**DATA:**
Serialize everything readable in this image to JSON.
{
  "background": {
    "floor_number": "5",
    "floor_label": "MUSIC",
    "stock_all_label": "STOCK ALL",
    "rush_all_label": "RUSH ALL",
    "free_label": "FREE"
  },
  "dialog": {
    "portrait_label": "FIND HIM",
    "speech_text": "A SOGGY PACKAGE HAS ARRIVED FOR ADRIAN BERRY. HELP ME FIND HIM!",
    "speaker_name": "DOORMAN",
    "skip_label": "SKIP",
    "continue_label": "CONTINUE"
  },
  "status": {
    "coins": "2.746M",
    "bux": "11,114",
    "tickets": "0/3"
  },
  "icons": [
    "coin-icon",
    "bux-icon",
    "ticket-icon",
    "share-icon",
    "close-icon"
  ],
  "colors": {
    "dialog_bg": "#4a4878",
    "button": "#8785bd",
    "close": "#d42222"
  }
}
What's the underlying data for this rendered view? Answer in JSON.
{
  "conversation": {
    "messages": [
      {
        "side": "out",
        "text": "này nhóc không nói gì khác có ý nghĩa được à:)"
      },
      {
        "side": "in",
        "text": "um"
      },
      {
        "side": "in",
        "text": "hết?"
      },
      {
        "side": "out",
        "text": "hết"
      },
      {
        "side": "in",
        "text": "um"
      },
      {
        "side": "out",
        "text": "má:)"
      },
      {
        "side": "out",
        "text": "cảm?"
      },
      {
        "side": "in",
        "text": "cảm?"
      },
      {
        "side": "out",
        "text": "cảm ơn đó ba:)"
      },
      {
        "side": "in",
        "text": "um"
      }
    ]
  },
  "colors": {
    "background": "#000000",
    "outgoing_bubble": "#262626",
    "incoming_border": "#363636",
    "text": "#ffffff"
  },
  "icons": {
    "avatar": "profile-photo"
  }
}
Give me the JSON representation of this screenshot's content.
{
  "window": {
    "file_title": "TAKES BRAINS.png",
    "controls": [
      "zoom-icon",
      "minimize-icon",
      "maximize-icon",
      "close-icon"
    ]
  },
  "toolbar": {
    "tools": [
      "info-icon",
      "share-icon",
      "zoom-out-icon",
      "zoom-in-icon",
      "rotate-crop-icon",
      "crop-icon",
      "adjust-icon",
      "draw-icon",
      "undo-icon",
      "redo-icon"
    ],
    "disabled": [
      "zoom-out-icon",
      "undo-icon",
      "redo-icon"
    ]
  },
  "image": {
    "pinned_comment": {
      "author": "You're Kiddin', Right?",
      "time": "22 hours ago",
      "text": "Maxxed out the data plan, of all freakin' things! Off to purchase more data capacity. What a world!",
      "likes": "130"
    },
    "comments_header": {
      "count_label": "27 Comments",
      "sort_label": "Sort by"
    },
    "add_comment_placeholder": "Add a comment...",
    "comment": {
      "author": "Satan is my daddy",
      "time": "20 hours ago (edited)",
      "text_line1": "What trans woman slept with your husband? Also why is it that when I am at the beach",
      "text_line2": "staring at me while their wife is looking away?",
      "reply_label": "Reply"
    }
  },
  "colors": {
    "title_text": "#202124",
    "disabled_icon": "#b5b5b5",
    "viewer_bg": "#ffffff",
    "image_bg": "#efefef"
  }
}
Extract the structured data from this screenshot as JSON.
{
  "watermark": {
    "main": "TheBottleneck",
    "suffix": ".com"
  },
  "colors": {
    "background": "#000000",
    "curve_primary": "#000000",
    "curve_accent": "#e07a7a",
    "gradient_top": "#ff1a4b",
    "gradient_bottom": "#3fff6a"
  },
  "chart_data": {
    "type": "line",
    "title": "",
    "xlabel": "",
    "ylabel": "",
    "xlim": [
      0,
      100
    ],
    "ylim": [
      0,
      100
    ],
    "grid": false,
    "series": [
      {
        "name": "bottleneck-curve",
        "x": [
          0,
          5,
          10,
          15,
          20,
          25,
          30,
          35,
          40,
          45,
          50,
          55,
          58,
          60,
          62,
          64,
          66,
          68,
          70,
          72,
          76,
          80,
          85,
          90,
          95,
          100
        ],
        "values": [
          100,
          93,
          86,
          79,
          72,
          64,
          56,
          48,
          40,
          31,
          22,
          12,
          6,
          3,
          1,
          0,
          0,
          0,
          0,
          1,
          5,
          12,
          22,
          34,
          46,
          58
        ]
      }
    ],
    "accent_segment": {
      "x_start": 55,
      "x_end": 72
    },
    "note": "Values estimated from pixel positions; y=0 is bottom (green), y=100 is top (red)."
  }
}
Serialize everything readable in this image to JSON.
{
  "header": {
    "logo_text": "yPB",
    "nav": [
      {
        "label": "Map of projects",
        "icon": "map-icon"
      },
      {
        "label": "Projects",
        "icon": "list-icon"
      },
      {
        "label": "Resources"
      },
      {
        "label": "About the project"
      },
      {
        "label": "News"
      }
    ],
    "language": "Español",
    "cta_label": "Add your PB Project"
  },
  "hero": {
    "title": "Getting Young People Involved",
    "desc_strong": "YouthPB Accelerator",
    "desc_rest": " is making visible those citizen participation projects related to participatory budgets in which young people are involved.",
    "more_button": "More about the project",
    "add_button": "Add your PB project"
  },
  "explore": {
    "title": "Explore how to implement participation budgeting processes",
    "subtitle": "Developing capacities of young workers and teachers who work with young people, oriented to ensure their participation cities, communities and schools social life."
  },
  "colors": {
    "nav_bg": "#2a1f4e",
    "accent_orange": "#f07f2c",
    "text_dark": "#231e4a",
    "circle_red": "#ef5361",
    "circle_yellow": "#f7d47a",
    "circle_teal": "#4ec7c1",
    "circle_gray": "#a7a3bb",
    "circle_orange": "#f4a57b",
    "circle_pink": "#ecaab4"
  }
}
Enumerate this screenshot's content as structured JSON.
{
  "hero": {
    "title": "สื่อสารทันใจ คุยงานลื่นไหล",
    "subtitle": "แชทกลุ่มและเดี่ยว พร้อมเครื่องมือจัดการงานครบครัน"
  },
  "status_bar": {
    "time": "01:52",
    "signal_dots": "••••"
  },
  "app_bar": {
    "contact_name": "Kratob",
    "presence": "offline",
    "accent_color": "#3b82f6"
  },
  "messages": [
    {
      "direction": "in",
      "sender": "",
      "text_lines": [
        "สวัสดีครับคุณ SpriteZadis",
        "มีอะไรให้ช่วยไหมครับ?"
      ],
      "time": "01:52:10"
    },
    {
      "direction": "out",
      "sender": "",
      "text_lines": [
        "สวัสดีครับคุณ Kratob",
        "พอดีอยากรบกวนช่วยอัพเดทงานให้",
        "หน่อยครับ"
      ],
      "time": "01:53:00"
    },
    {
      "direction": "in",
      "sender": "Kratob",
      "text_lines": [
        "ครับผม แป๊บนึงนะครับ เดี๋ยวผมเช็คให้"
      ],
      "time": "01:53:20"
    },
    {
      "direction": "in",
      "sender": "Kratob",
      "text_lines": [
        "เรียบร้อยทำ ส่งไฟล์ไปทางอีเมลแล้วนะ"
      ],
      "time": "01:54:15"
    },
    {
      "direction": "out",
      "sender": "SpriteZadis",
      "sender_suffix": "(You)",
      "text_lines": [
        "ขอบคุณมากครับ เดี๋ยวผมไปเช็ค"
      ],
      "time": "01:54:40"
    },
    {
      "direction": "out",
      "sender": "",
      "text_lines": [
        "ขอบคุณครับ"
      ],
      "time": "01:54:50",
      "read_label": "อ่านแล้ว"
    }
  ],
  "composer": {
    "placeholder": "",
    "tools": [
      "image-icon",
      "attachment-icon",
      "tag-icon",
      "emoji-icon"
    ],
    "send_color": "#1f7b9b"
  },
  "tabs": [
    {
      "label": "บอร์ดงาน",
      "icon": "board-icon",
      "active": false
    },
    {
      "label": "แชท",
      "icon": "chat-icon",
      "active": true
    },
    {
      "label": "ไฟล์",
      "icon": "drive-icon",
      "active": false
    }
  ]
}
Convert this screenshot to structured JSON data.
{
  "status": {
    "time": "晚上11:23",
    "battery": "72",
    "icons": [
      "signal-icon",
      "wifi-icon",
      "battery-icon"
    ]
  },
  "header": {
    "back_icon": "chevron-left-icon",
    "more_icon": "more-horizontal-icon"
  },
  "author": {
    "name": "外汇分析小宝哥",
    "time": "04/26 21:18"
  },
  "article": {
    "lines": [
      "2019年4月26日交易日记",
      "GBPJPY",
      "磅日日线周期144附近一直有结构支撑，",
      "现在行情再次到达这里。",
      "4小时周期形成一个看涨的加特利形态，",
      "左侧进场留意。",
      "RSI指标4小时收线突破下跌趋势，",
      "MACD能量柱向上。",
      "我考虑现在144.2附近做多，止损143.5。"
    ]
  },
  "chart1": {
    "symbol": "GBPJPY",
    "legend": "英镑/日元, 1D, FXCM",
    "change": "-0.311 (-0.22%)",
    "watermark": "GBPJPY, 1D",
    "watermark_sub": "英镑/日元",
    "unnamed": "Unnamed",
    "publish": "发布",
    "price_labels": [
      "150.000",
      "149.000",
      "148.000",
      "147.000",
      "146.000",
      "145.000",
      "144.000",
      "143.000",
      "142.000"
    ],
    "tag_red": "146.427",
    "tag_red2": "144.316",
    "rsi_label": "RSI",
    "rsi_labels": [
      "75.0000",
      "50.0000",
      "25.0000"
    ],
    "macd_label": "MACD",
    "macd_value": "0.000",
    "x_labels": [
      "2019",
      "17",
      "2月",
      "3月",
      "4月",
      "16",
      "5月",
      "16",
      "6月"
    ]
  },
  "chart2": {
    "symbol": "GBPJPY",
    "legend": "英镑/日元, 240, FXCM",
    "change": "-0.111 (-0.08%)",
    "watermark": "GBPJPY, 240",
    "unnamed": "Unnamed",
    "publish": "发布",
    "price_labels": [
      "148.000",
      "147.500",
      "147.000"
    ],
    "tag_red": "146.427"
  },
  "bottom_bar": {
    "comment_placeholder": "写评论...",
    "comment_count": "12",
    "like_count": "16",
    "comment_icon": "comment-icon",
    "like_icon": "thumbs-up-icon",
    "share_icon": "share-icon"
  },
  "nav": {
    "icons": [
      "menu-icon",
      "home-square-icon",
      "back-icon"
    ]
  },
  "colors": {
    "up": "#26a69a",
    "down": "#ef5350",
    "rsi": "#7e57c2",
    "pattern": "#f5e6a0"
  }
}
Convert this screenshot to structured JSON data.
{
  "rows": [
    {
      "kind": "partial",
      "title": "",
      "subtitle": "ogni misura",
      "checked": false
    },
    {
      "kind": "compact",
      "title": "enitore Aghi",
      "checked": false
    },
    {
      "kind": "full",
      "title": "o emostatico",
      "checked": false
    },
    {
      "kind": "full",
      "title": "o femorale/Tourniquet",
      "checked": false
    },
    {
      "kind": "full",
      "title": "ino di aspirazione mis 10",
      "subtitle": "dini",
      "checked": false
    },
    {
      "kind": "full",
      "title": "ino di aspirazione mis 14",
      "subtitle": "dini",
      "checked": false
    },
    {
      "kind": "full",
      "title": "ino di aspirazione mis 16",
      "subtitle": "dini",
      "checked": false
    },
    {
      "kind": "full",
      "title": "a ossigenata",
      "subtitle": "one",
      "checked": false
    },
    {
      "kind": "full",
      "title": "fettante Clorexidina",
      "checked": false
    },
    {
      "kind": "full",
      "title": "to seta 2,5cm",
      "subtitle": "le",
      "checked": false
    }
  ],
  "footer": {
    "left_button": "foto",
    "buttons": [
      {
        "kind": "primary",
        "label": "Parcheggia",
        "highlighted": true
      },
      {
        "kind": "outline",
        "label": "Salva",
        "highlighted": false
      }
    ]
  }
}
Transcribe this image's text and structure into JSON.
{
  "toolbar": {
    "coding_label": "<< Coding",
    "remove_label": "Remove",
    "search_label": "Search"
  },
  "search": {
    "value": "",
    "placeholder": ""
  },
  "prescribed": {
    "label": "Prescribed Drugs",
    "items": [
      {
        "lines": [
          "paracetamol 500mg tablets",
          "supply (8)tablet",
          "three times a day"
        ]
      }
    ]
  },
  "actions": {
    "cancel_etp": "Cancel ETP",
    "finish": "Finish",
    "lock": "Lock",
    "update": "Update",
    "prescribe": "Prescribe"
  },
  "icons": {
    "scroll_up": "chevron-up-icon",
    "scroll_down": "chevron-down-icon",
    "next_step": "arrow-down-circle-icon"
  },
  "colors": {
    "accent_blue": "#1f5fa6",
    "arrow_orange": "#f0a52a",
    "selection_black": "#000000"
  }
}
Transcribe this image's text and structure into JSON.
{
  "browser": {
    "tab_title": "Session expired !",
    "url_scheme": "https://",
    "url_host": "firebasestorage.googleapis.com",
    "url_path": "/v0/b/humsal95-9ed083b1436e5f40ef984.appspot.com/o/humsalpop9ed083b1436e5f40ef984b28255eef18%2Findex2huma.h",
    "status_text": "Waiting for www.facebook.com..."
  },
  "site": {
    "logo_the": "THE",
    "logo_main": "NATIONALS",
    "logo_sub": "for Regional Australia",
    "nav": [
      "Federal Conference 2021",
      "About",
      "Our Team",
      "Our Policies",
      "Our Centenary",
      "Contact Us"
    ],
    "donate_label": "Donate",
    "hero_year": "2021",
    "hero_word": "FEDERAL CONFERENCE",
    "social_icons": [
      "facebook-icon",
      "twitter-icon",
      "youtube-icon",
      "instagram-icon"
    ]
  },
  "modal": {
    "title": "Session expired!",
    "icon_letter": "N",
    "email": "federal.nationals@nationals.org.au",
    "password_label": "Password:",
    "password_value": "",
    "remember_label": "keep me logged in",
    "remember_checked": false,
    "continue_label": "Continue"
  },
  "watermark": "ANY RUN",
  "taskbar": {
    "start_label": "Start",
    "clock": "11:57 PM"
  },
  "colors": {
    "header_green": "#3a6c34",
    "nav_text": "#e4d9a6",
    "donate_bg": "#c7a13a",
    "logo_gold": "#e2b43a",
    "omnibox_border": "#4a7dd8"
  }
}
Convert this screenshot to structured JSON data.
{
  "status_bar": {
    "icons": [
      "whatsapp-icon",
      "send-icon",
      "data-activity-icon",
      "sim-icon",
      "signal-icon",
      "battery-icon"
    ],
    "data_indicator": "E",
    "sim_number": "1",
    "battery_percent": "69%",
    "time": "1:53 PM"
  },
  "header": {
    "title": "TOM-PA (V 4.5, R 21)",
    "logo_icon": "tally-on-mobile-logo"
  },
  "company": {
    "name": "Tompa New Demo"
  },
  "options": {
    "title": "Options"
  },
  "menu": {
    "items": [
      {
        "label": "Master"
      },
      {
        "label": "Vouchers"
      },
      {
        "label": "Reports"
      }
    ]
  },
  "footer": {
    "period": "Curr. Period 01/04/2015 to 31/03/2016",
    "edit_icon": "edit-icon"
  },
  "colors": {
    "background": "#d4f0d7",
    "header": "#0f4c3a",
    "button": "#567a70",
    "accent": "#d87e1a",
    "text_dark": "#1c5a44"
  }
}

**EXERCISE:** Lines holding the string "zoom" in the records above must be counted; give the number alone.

**RESULT:** 4